ABOUT THIS EXERCISE:
Only lines containing "title" belong in the answer, each copied from the entries below.

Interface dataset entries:

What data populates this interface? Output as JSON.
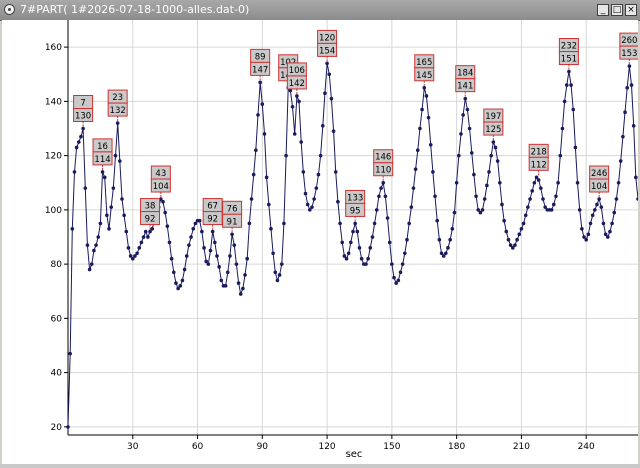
{
  "window": {
    "title": "7#PART(  1#2026-07-18-1000-alles.dat-0)",
    "minimize_glyph": "_",
    "maximize_glyph": "□",
    "close_glyph": "×"
  },
  "chart_data": {
    "type": "line",
    "xlabel": "sec",
    "ylabel": "",
    "title": "",
    "xlim": [
      0,
      264
    ],
    "ylim": [
      17,
      170
    ],
    "x_ticks": [
      30,
      60,
      90,
      120,
      150,
      180,
      210,
      240
    ],
    "y_ticks": [
      20,
      40,
      60,
      80,
      100,
      120,
      140,
      160
    ],
    "grid": true,
    "line_color": "#1a1a5e",
    "label_box_color": "#c9c9c9",
    "label_border_color": "#d03030",
    "series": [
      {
        "values": [
          [
            0,
            20
          ],
          [
            1,
            47
          ],
          [
            2,
            93
          ],
          [
            3,
            114
          ],
          [
            4,
            123
          ],
          [
            5,
            125
          ],
          [
            6,
            127
          ],
          [
            7,
            130
          ],
          [
            8,
            108
          ],
          [
            9,
            87
          ],
          [
            10,
            78
          ],
          [
            11,
            80
          ],
          [
            12,
            85
          ],
          [
            13,
            87
          ],
          [
            14,
            90
          ],
          [
            15,
            95
          ],
          [
            16,
            114
          ],
          [
            17,
            112
          ],
          [
            18,
            98
          ],
          [
            19,
            93
          ],
          [
            20,
            101
          ],
          [
            21,
            108
          ],
          [
            22,
            120
          ],
          [
            23,
            132
          ],
          [
            24,
            118
          ],
          [
            25,
            104
          ],
          [
            26,
            98
          ],
          [
            27,
            92
          ],
          [
            28,
            86
          ],
          [
            29,
            83
          ],
          [
            30,
            82
          ],
          [
            31,
            83
          ],
          [
            32,
            84
          ],
          [
            33,
            86
          ],
          [
            34,
            88
          ],
          [
            35,
            90
          ],
          [
            36,
            92
          ],
          [
            37,
            90
          ],
          [
            38,
            92
          ],
          [
            39,
            93
          ],
          [
            40,
            96
          ],
          [
            41,
            98
          ],
          [
            42,
            101
          ],
          [
            43,
            104
          ],
          [
            44,
            103
          ],
          [
            45,
            99
          ],
          [
            46,
            94
          ],
          [
            47,
            88
          ],
          [
            48,
            82
          ],
          [
            49,
            77
          ],
          [
            50,
            73
          ],
          [
            51,
            71
          ],
          [
            52,
            72
          ],
          [
            53,
            74
          ],
          [
            54,
            78
          ],
          [
            55,
            83
          ],
          [
            56,
            87
          ],
          [
            57,
            90
          ],
          [
            58,
            93
          ],
          [
            59,
            95
          ],
          [
            60,
            96
          ],
          [
            61,
            96
          ],
          [
            62,
            92
          ],
          [
            63,
            86
          ],
          [
            64,
            81
          ],
          [
            65,
            80
          ],
          [
            66,
            85
          ],
          [
            67,
            92
          ],
          [
            68,
            88
          ],
          [
            69,
            83
          ],
          [
            70,
            79
          ],
          [
            71,
            74
          ],
          [
            72,
            72
          ],
          [
            73,
            72
          ],
          [
            74,
            77
          ],
          [
            75,
            83
          ],
          [
            76,
            91
          ],
          [
            77,
            87
          ],
          [
            78,
            80
          ],
          [
            79,
            73
          ],
          [
            80,
            69
          ],
          [
            81,
            71
          ],
          [
            82,
            76
          ],
          [
            83,
            82
          ],
          [
            84,
            95
          ],
          [
            85,
            104
          ],
          [
            86,
            113
          ],
          [
            87,
            122
          ],
          [
            88,
            135
          ],
          [
            89,
            147
          ],
          [
            90,
            139
          ],
          [
            91,
            128
          ],
          [
            92,
            112
          ],
          [
            93,
            102
          ],
          [
            94,
            93
          ],
          [
            95,
            84
          ],
          [
            96,
            77
          ],
          [
            97,
            74
          ],
          [
            98,
            76
          ],
          [
            99,
            80
          ],
          [
            100,
            95
          ],
          [
            101,
            120
          ],
          [
            102,
            145
          ],
          [
            103,
            144
          ],
          [
            104,
            138
          ],
          [
            105,
            128
          ],
          [
            106,
            142
          ],
          [
            107,
            140
          ],
          [
            108,
            125
          ],
          [
            109,
            114
          ],
          [
            110,
            106
          ],
          [
            111,
            102
          ],
          [
            112,
            100
          ],
          [
            113,
            101
          ],
          [
            114,
            104
          ],
          [
            115,
            108
          ],
          [
            116,
            113
          ],
          [
            117,
            120
          ],
          [
            118,
            131
          ],
          [
            119,
            143
          ],
          [
            120,
            154
          ],
          [
            121,
            150
          ],
          [
            122,
            141
          ],
          [
            123,
            129
          ],
          [
            124,
            114
          ],
          [
            125,
            103
          ],
          [
            126,
            95
          ],
          [
            127,
            88
          ],
          [
            128,
            83
          ],
          [
            129,
            82
          ],
          [
            130,
            84
          ],
          [
            131,
            88
          ],
          [
            132,
            92
          ],
          [
            133,
            95
          ],
          [
            134,
            92
          ],
          [
            135,
            86
          ],
          [
            136,
            82
          ],
          [
            137,
            80
          ],
          [
            138,
            80
          ],
          [
            139,
            82
          ],
          [
            140,
            86
          ],
          [
            141,
            90
          ],
          [
            142,
            95
          ],
          [
            143,
            100
          ],
          [
            144,
            105
          ],
          [
            145,
            108
          ],
          [
            146,
            110
          ],
          [
            147,
            105
          ],
          [
            148,
            97
          ],
          [
            149,
            88
          ],
          [
            150,
            80
          ],
          [
            151,
            75
          ],
          [
            152,
            73
          ],
          [
            153,
            74
          ],
          [
            154,
            77
          ],
          [
            155,
            80
          ],
          [
            156,
            84
          ],
          [
            157,
            89
          ],
          [
            158,
            95
          ],
          [
            159,
            101
          ],
          [
            160,
            108
          ],
          [
            161,
            115
          ],
          [
            162,
            122
          ],
          [
            163,
            130
          ],
          [
            164,
            137
          ],
          [
            165,
            145
          ],
          [
            166,
            142
          ],
          [
            167,
            134
          ],
          [
            168,
            124
          ],
          [
            169,
            114
          ],
          [
            170,
            105
          ],
          [
            171,
            96
          ],
          [
            172,
            89
          ],
          [
            173,
            84
          ],
          [
            174,
            83
          ],
          [
            175,
            84
          ],
          [
            176,
            86
          ],
          [
            177,
            89
          ],
          [
            178,
            93
          ],
          [
            179,
            99
          ],
          [
            180,
            110
          ],
          [
            181,
            120
          ],
          [
            182,
            128
          ],
          [
            183,
            135
          ],
          [
            184,
            141
          ],
          [
            185,
            137
          ],
          [
            186,
            130
          ],
          [
            187,
            121
          ],
          [
            188,
            113
          ],
          [
            189,
            105
          ],
          [
            190,
            100
          ],
          [
            191,
            99
          ],
          [
            192,
            100
          ],
          [
            193,
            104
          ],
          [
            194,
            109
          ],
          [
            195,
            114
          ],
          [
            196,
            120
          ],
          [
            197,
            125
          ],
          [
            198,
            123
          ],
          [
            199,
            118
          ],
          [
            200,
            110
          ],
          [
            201,
            102
          ],
          [
            202,
            96
          ],
          [
            203,
            92
          ],
          [
            204,
            89
          ],
          [
            205,
            87
          ],
          [
            206,
            86
          ],
          [
            207,
            87
          ],
          [
            208,
            89
          ],
          [
            209,
            91
          ],
          [
            210,
            93
          ],
          [
            211,
            95
          ],
          [
            212,
            98
          ],
          [
            213,
            101
          ],
          [
            214,
            104
          ],
          [
            215,
            107
          ],
          [
            216,
            110
          ],
          [
            217,
            112
          ],
          [
            218,
            111
          ],
          [
            219,
            108
          ],
          [
            220,
            104
          ],
          [
            221,
            101
          ],
          [
            222,
            100
          ],
          [
            223,
            100
          ],
          [
            224,
            100
          ],
          [
            225,
            102
          ],
          [
            226,
            105
          ],
          [
            227,
            110
          ],
          [
            228,
            120
          ],
          [
            229,
            130
          ],
          [
            230,
            140
          ],
          [
            231,
            146
          ],
          [
            232,
            151
          ],
          [
            233,
            146
          ],
          [
            234,
            137
          ],
          [
            235,
            123
          ],
          [
            236,
            110
          ],
          [
            237,
            100
          ],
          [
            238,
            93
          ],
          [
            239,
            90
          ],
          [
            240,
            89
          ],
          [
            241,
            91
          ],
          [
            242,
            95
          ],
          [
            243,
            98
          ],
          [
            244,
            100
          ],
          [
            245,
            102
          ],
          [
            246,
            104
          ],
          [
            247,
            101
          ],
          [
            248,
            95
          ],
          [
            249,
            91
          ],
          [
            250,
            90
          ],
          [
            251,
            92
          ],
          [
            252,
            95
          ],
          [
            253,
            99
          ],
          [
            254,
            104
          ],
          [
            255,
            110
          ],
          [
            256,
            118
          ],
          [
            257,
            127
          ],
          [
            258,
            136
          ],
          [
            259,
            145
          ],
          [
            260,
            153
          ],
          [
            261,
            146
          ],
          [
            262,
            131
          ],
          [
            263,
            112
          ],
          [
            264,
            104
          ]
        ]
      }
    ],
    "annotations": [
      {
        "x": 7,
        "y": 130,
        "top": "7",
        "bottom": "130"
      },
      {
        "x": 16,
        "y": 114,
        "top": "16",
        "bottom": "114"
      },
      {
        "x": 23,
        "y": 132,
        "top": "23",
        "bottom": "132"
      },
      {
        "x": 38,
        "y": 92,
        "top": "38",
        "bottom": "92"
      },
      {
        "x": 43,
        "y": 104,
        "top": "43",
        "bottom": "104"
      },
      {
        "x": 67,
        "y": 92,
        "top": "67",
        "bottom": "92"
      },
      {
        "x": 76,
        "y": 91,
        "top": "76",
        "bottom": "91"
      },
      {
        "x": 89,
        "y": 147,
        "top": "89",
        "bottom": "147"
      },
      {
        "x": 102,
        "y": 145,
        "top": "102",
        "bottom": "145"
      },
      {
        "x": 106,
        "y": 142,
        "top": "106",
        "bottom": "142"
      },
      {
        "x": 120,
        "y": 154,
        "top": "120",
        "bottom": "154"
      },
      {
        "x": 133,
        "y": 95,
        "top": "133",
        "bottom": "95"
      },
      {
        "x": 146,
        "y": 110,
        "top": "146",
        "bottom": "110"
      },
      {
        "x": 165,
        "y": 145,
        "top": "165",
        "bottom": "145"
      },
      {
        "x": 184,
        "y": 141,
        "top": "184",
        "bottom": "141"
      },
      {
        "x": 197,
        "y": 125,
        "top": "197",
        "bottom": "125"
      },
      {
        "x": 218,
        "y": 112,
        "top": "218",
        "bottom": "112"
      },
      {
        "x": 232,
        "y": 151,
        "top": "232",
        "bottom": "151"
      },
      {
        "x": 246,
        "y": 104,
        "top": "246",
        "bottom": "104"
      },
      {
        "x": 260,
        "y": 153,
        "top": "260",
        "bottom": "153"
      }
    ]
  }
}
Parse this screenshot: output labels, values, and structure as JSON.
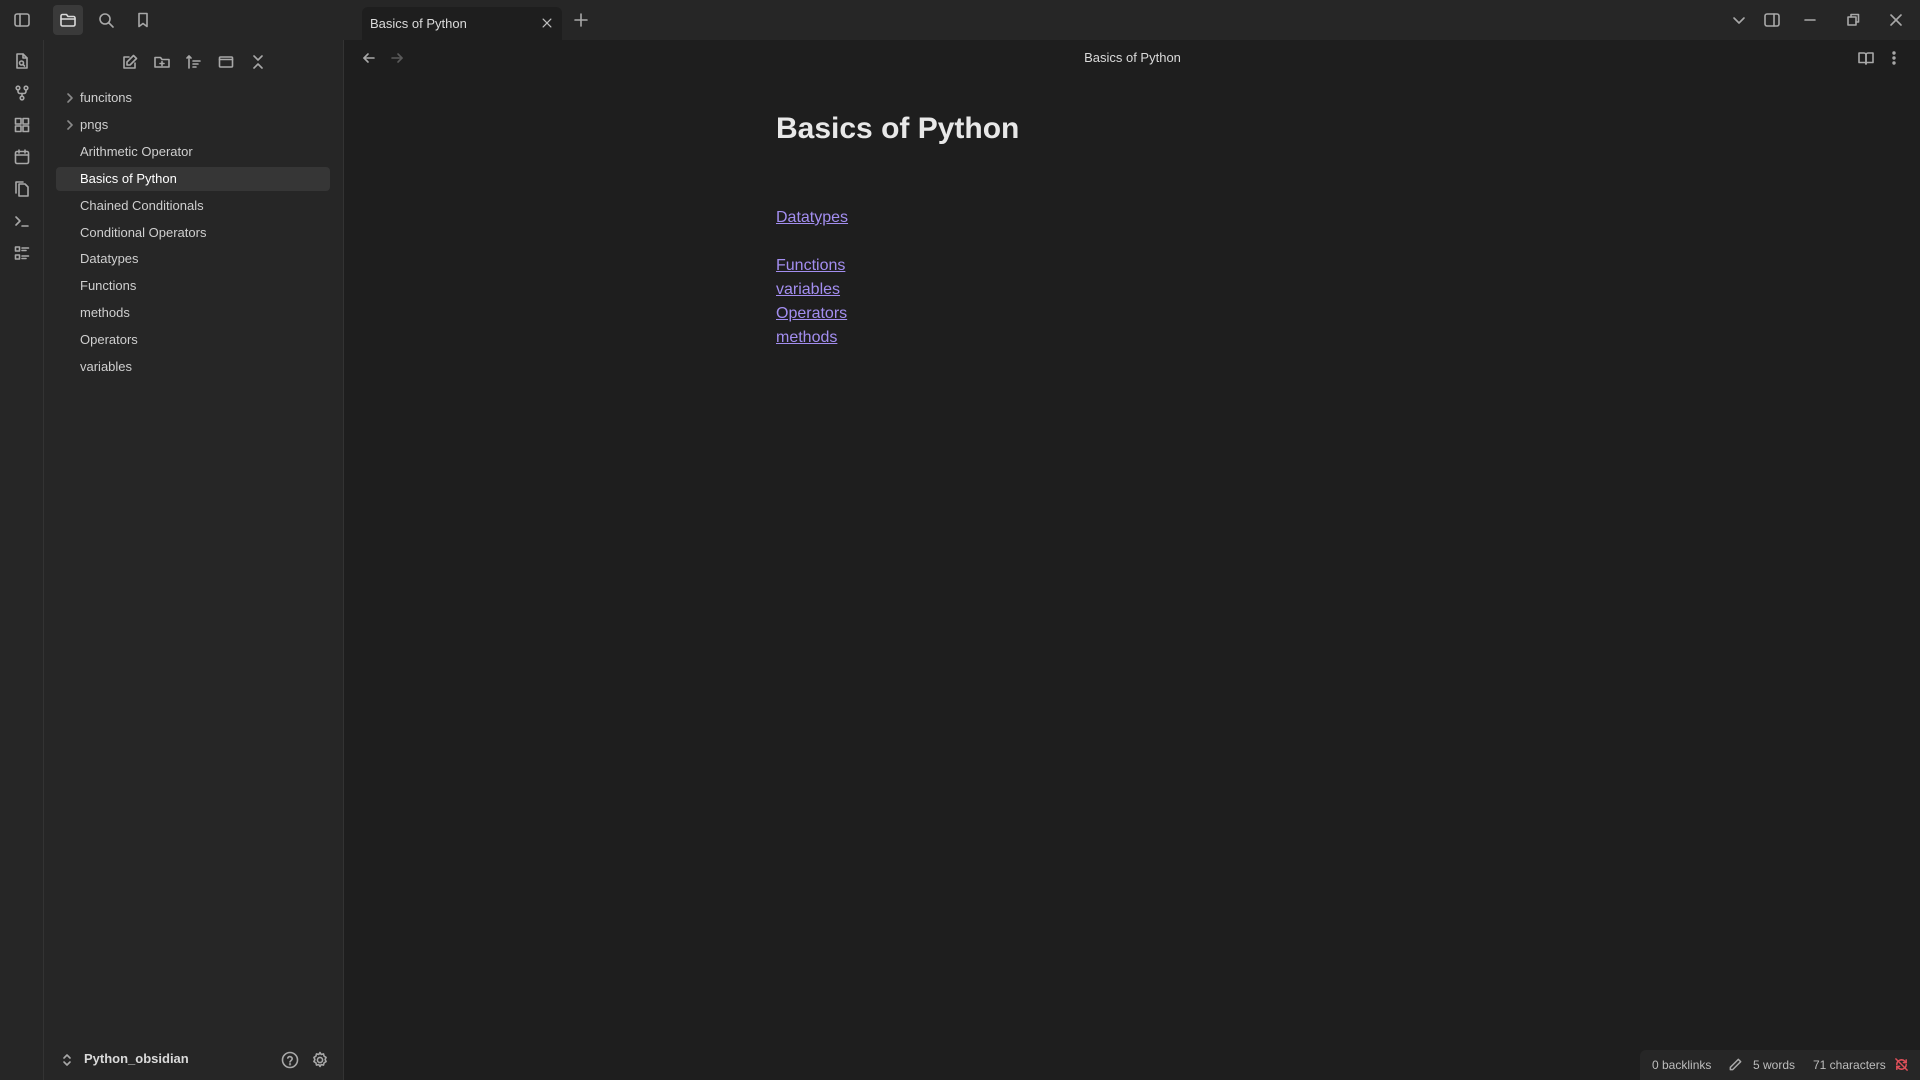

RESPONSE AREA:
    "title": "7#PART(  1#2026-07-18-1000-alles.dat-0)",
    "title": "",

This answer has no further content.